* Your assignment
Your task is to give the records again exactly. Leave each picture out.

*** Extracted material ***

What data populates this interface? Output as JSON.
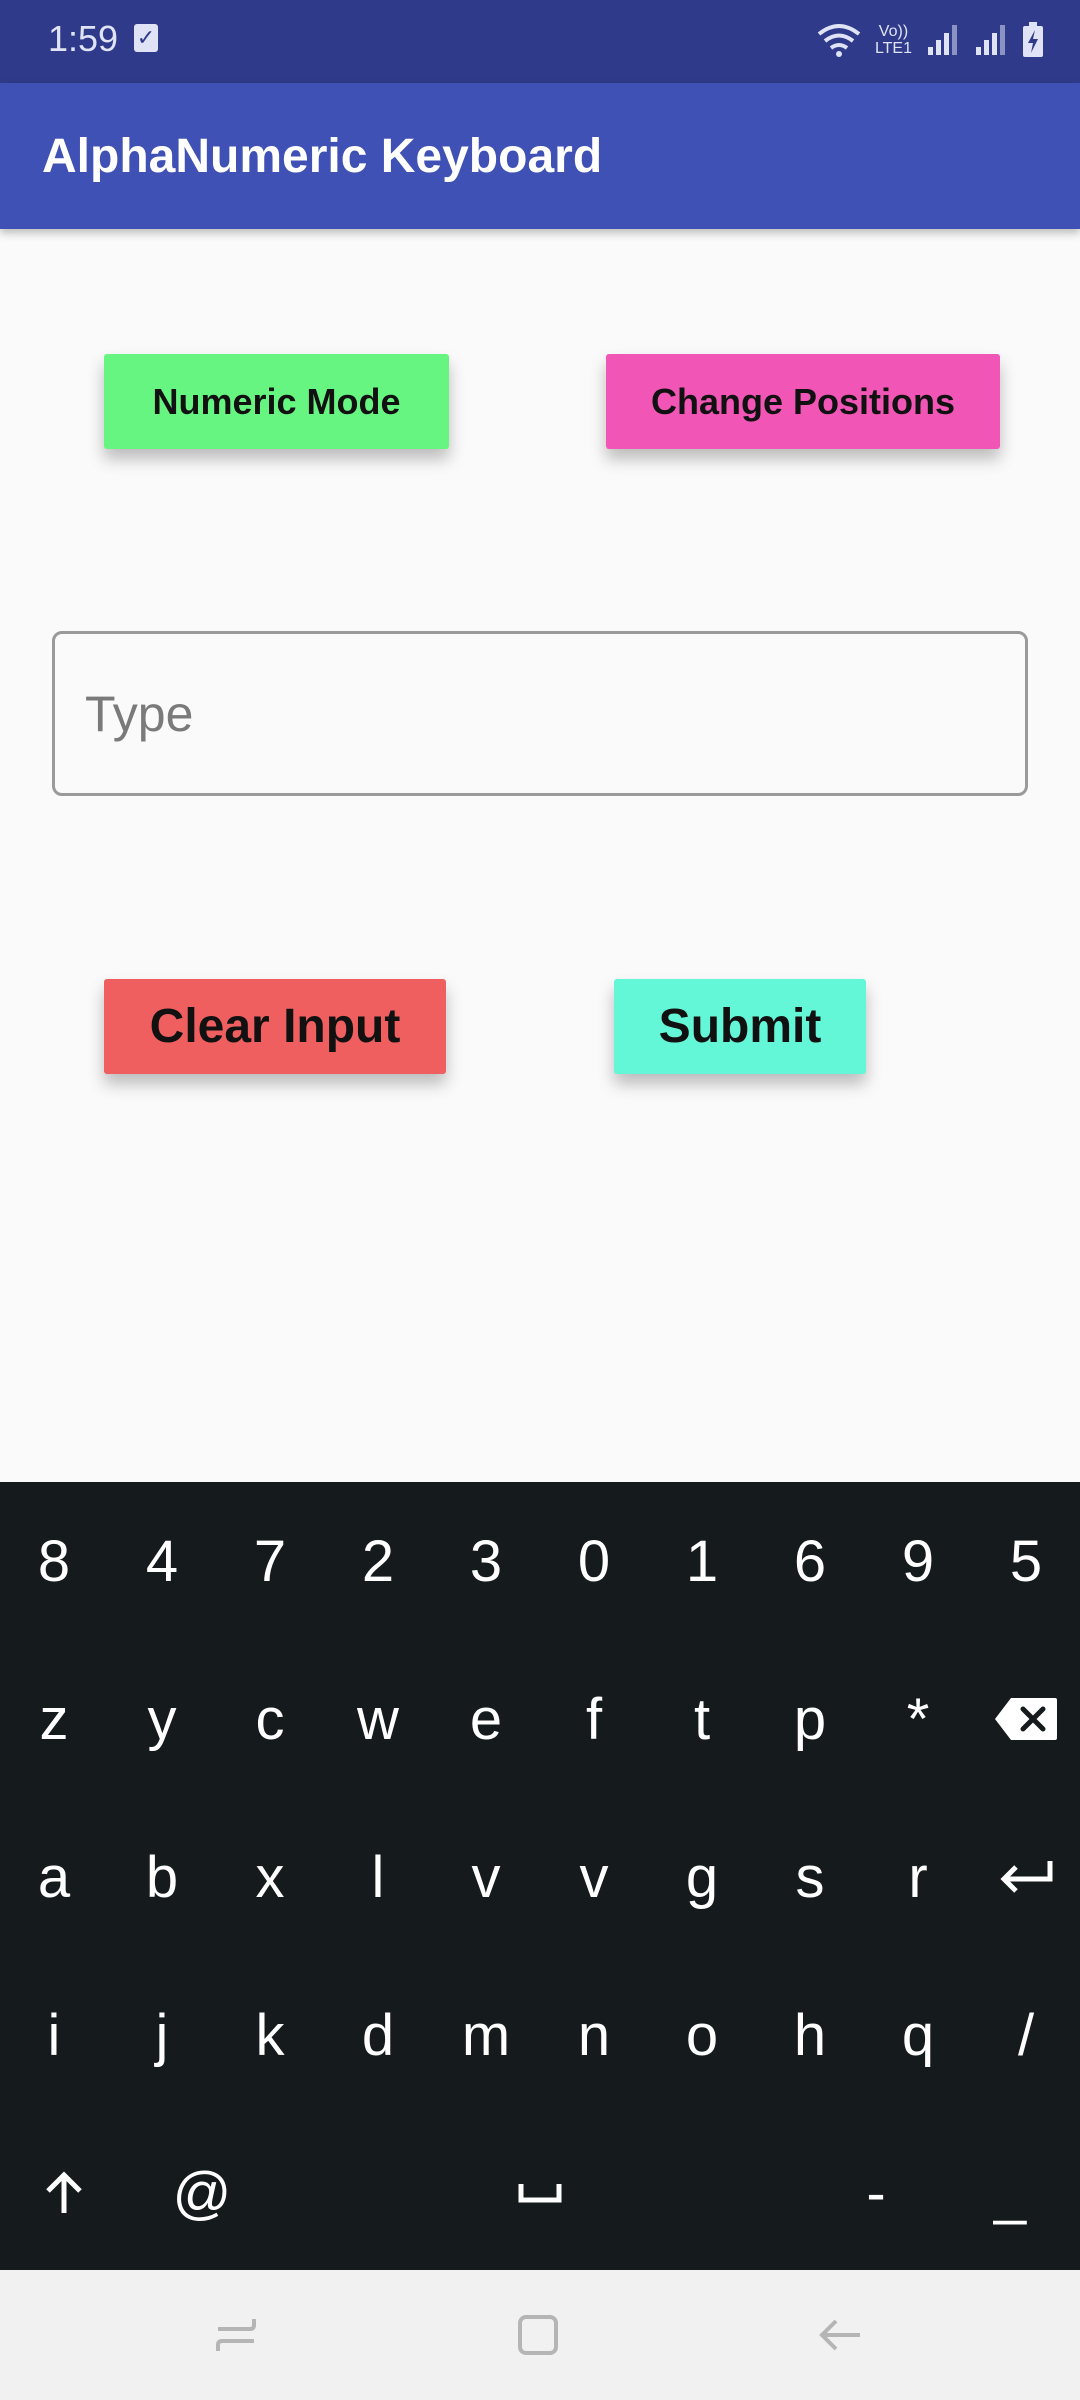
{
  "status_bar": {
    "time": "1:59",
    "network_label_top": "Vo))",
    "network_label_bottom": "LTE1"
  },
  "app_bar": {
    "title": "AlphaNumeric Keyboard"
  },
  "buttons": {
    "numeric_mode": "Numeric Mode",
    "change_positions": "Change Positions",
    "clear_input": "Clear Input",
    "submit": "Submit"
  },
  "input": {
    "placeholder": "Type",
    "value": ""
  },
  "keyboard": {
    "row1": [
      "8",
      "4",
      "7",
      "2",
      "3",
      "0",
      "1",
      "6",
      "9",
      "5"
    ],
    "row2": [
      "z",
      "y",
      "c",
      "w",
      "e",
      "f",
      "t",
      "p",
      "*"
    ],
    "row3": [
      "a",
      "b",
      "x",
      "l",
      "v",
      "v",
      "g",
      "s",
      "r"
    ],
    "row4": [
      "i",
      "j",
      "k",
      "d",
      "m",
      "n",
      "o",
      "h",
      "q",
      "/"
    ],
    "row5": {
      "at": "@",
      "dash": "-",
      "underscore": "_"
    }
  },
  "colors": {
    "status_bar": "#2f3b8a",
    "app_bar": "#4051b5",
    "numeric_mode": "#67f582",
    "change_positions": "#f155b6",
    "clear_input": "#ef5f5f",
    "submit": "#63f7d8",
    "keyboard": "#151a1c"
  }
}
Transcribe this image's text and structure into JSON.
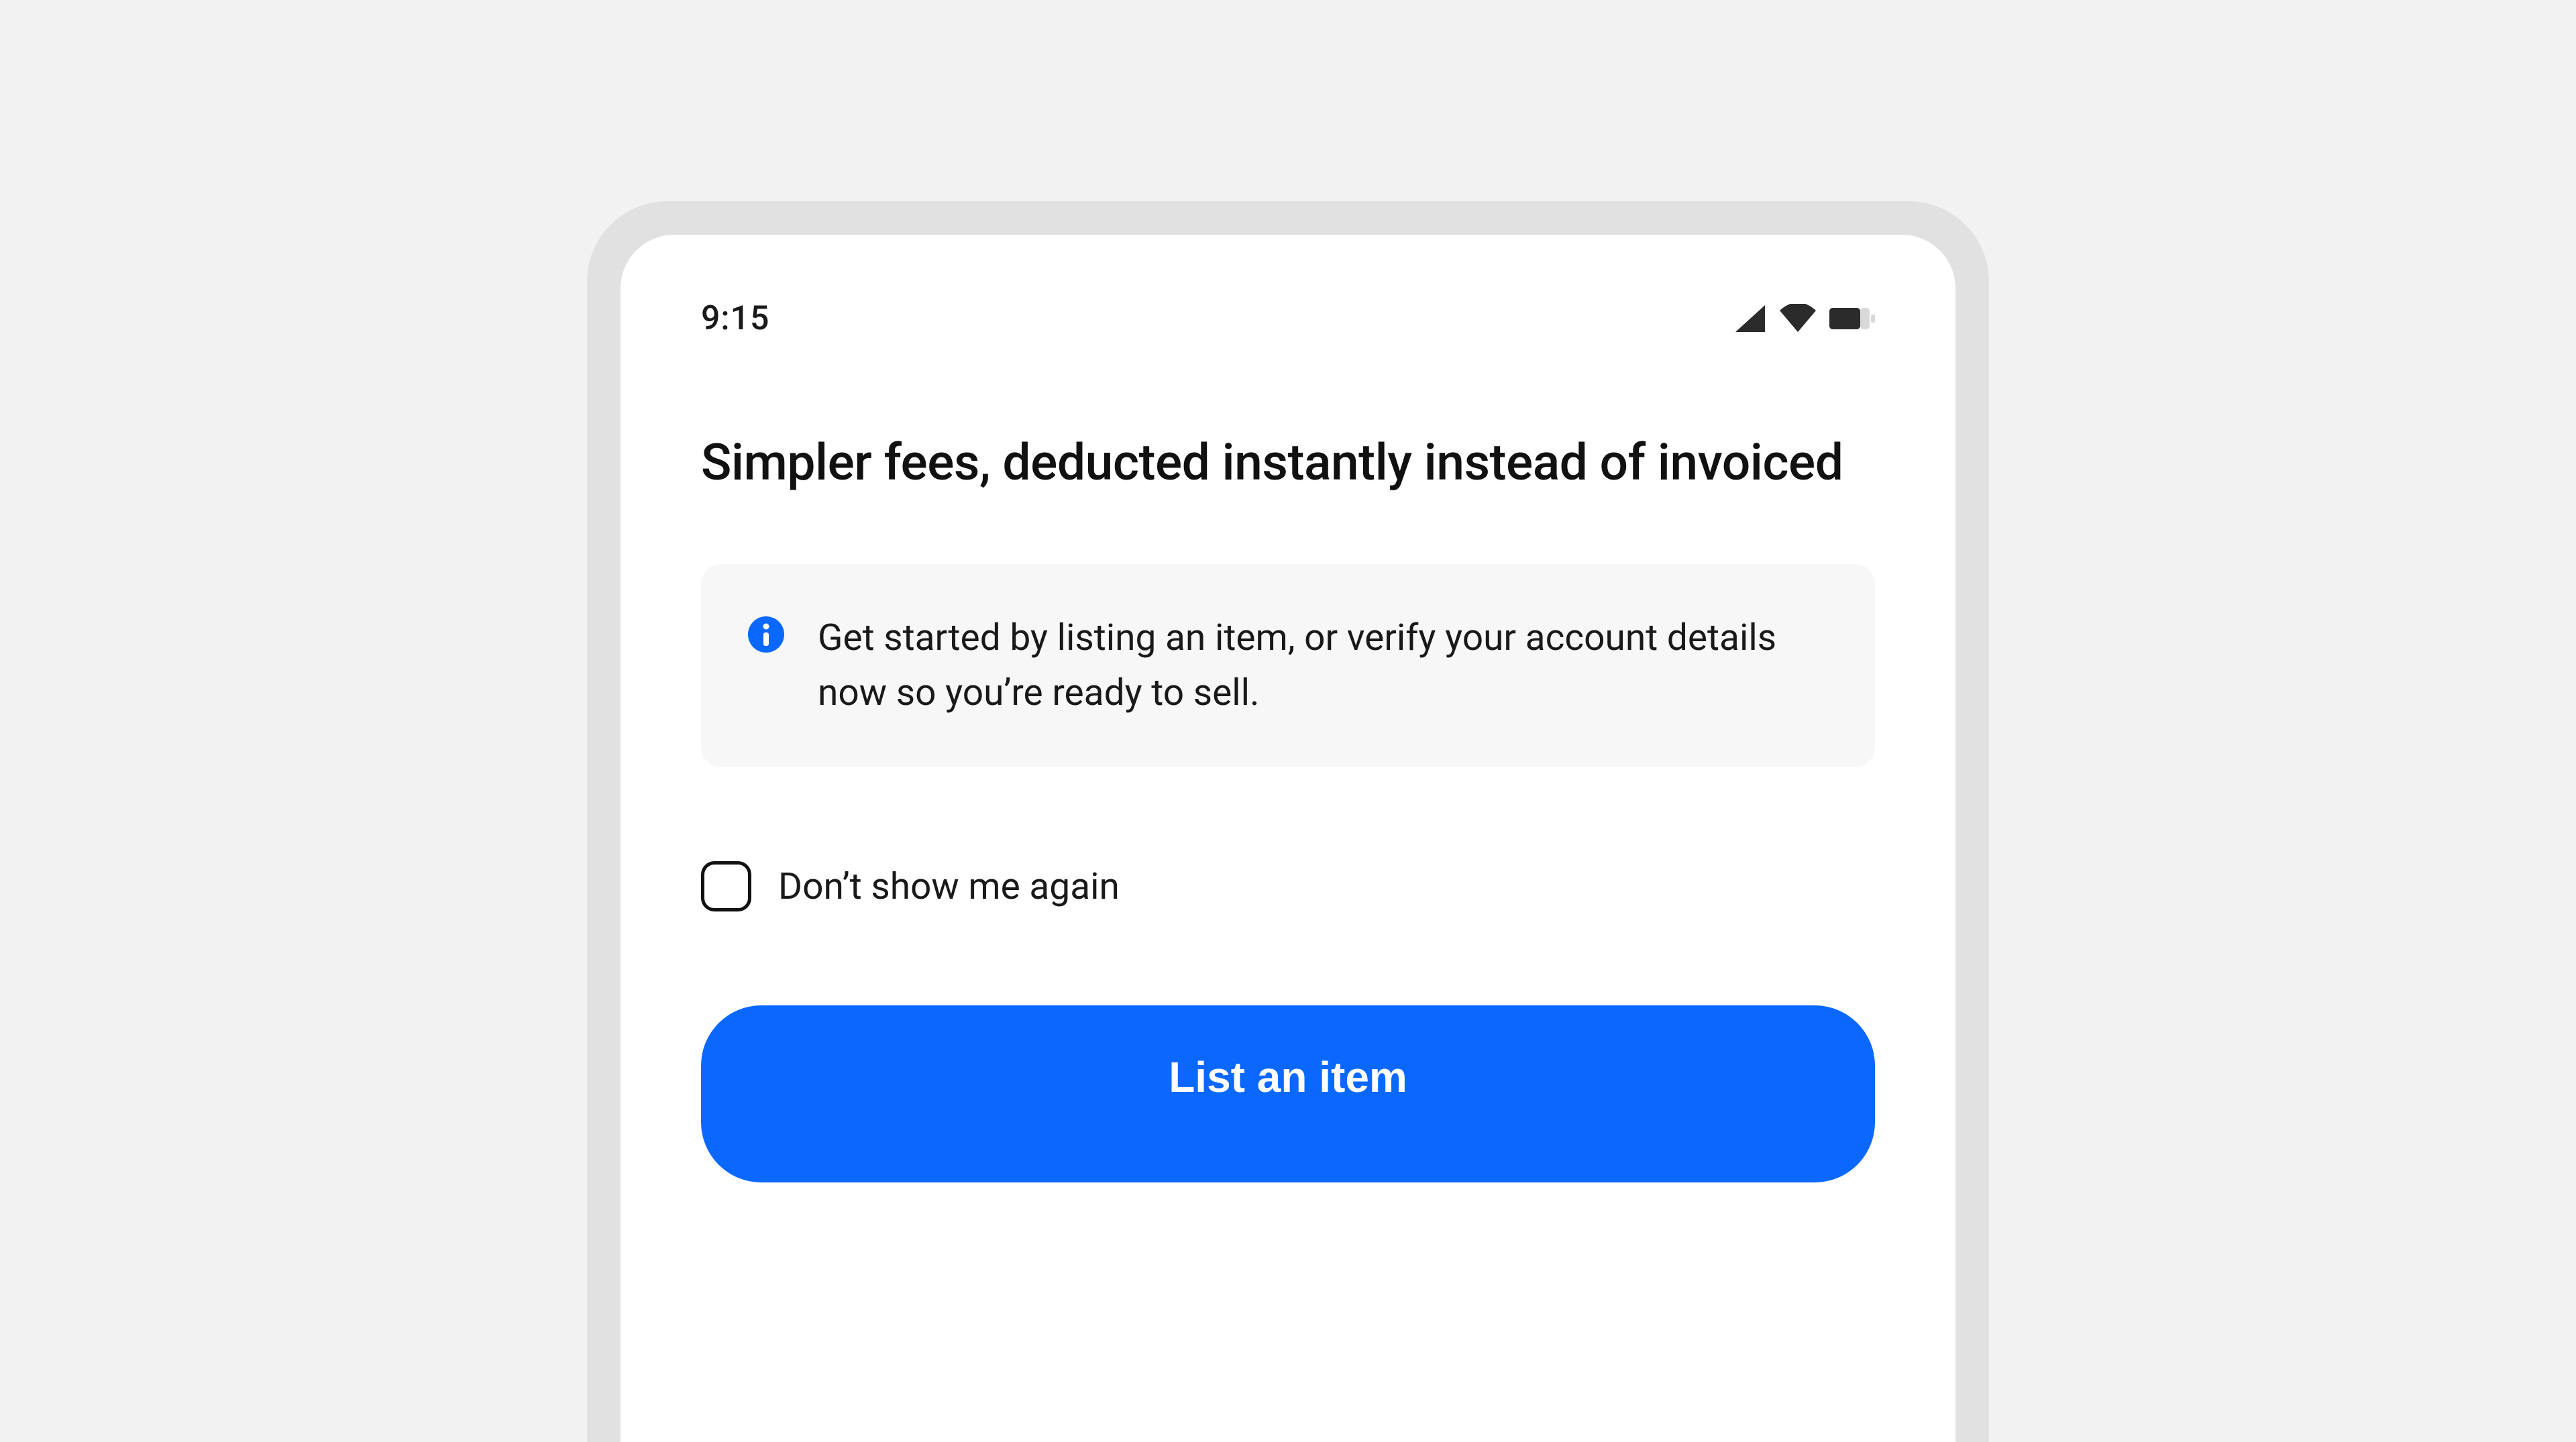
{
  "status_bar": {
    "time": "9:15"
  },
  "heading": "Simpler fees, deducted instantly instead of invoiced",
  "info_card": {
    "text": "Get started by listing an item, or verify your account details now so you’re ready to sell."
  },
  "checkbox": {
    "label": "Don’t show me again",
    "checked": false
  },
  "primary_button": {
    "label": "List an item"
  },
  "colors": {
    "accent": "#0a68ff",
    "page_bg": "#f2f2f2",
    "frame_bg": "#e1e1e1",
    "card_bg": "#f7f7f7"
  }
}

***

* Exercise answer
What data populates this interface? Output as JSON.
{
  "status_bar": {
    "time": "1:59",
    "network_label_top": "Vo))",
    "network_label_bottom": "LTE1"
  },
  "app_bar": {
    "title": "AlphaNumeric Keyboard"
  },
  "buttons": {
    "numeric_mode": "Numeric Mode",
    "change_positions": "Change Positions",
    "clear_input": "Clear Input",
    "submit": "Submit"
  },
  "input": {
    "placeholder": "Type",
    "value": ""
  },
  "keyboard": {
    "row1": [
      "8",
      "4",
      "7",
      "2",
      "3",
      "0",
      "1",
      "6",
      "9",
      "5"
    ],
    "row2": [
      "z",
      "y",
      "c",
      "w",
      "e",
      "f",
      "t",
      "p",
      "*"
    ],
    "row3": [
      "a",
      "b",
      "x",
      "l",
      "v",
      "v",
      "g",
      "s",
      "r"
    ],
    "row4": [
      "i",
      "j",
      "k",
      "d",
      "m",
      "n",
      "o",
      "h",
      "q",
      "/"
    ],
    "row5": {
      "at": "@",
      "dash": "-",
      "underscore": "_"
    }
  },
  "colors": {
    "status_bar": "#2f3b8a",
    "app_bar": "#4051b5",
    "numeric_mode": "#67f582",
    "change_positions": "#f155b6",
    "clear_input": "#ef5f5f",
    "submit": "#63f7d8",
    "keyboard": "#151a1c"
  }
}
Transcribe this image's text and structure into JSON.
{
  "status_bar": {
    "time": "9:15"
  },
  "heading": "Simpler fees, deducted instantly instead of invoiced",
  "info_card": {
    "text": "Get started by listing an item, or verify your account details now so you’re ready to sell."
  },
  "checkbox": {
    "label": "Don’t show me again",
    "checked": false
  },
  "primary_button": {
    "label": "List an item"
  },
  "colors": {
    "accent": "#0a68ff",
    "page_bg": "#f2f2f2",
    "frame_bg": "#e1e1e1",
    "card_bg": "#f7f7f7"
  }
}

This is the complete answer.